Each record should be retyped word for word.
• • •
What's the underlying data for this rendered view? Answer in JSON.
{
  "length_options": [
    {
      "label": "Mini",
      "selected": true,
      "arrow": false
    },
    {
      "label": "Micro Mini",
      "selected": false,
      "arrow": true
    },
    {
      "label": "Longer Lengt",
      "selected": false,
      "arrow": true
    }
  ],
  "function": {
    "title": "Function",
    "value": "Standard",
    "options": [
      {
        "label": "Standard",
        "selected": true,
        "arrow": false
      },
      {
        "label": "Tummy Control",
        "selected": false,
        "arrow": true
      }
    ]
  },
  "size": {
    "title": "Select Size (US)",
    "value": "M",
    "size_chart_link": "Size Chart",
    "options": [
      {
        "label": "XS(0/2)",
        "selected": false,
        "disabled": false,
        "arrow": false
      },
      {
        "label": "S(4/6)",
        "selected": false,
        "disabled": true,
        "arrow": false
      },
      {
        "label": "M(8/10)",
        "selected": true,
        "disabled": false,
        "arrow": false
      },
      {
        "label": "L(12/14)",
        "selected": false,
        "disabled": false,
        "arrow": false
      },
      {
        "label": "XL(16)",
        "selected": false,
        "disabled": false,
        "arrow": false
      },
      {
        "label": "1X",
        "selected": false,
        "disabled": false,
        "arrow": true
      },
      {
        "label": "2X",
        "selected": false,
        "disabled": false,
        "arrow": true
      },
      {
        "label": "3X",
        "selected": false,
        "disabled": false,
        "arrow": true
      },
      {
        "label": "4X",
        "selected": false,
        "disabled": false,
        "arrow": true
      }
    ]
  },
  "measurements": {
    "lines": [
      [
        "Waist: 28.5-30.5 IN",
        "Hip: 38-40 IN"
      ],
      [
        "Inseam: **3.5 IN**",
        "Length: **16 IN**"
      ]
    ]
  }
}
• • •
**Response to this exercise**
What's the underlying data for this rendered view? Answer in JSON.
{
  "length_options": [
    {
      "label": "Mini",
      "selected": true,
      "arrow": false
    },
    {
      "label": "Micro Mini",
      "selected": false,
      "arrow": true
    },
    {
      "label": "Longer Lengt",
      "selected": false,
      "arrow": true
    }
  ],
  "function": {
    "title": "Function",
    "value": "Standard",
    "options": [
      {
        "label": "Standard",
        "selected": true,
        "arrow": false
      },
      {
        "label": "Tummy Control",
        "selected": false,
        "arrow": true
      }
    ]
  },
  "size": {
    "title": "Select Size (US)",
    "value": "M",
    "size_chart_link": "Size Chart",
    "options": [
      {
        "label": "XS(0/2)",
        "selected": false,
        "disabled": false,
        "arrow": false
      },
      {
        "label": "S(4/6)",
        "selected": false,
        "disabled": true,
        "arrow": false
      },
      {
        "label": "M(8/10)",
        "selected": true,
        "disabled": false,
        "arrow": false
      },
      {
        "label": "L(12/14)",
        "selected": false,
        "disabled": false,
        "arrow": false
      },
      {
        "label": "XL(16)",
        "selected": false,
        "disabled": false,
        "arrow": false
      },
      {
        "label": "1X",
        "selected": false,
        "disabled": false,
        "arrow": true
      },
      {
        "label": "2X",
        "selected": false,
        "disabled": false,
        "arrow": true
      },
      {
        "label": "3X",
        "selected": false,
        "disabled": false,
        "arrow": true
      },
      {
        "label": "4X",
        "selected": false,
        "disabled": false,
        "arrow": true
      }
    ]
  },
  "measurements": {
    "lines": [
      [
        "Waist: 28.5-30.5 IN",
        "Hip: 38-40 IN"
      ],
      [
        "Inseam: **3.5 IN**",
        "Length: **16 IN**"
      ]
    ]
  }
}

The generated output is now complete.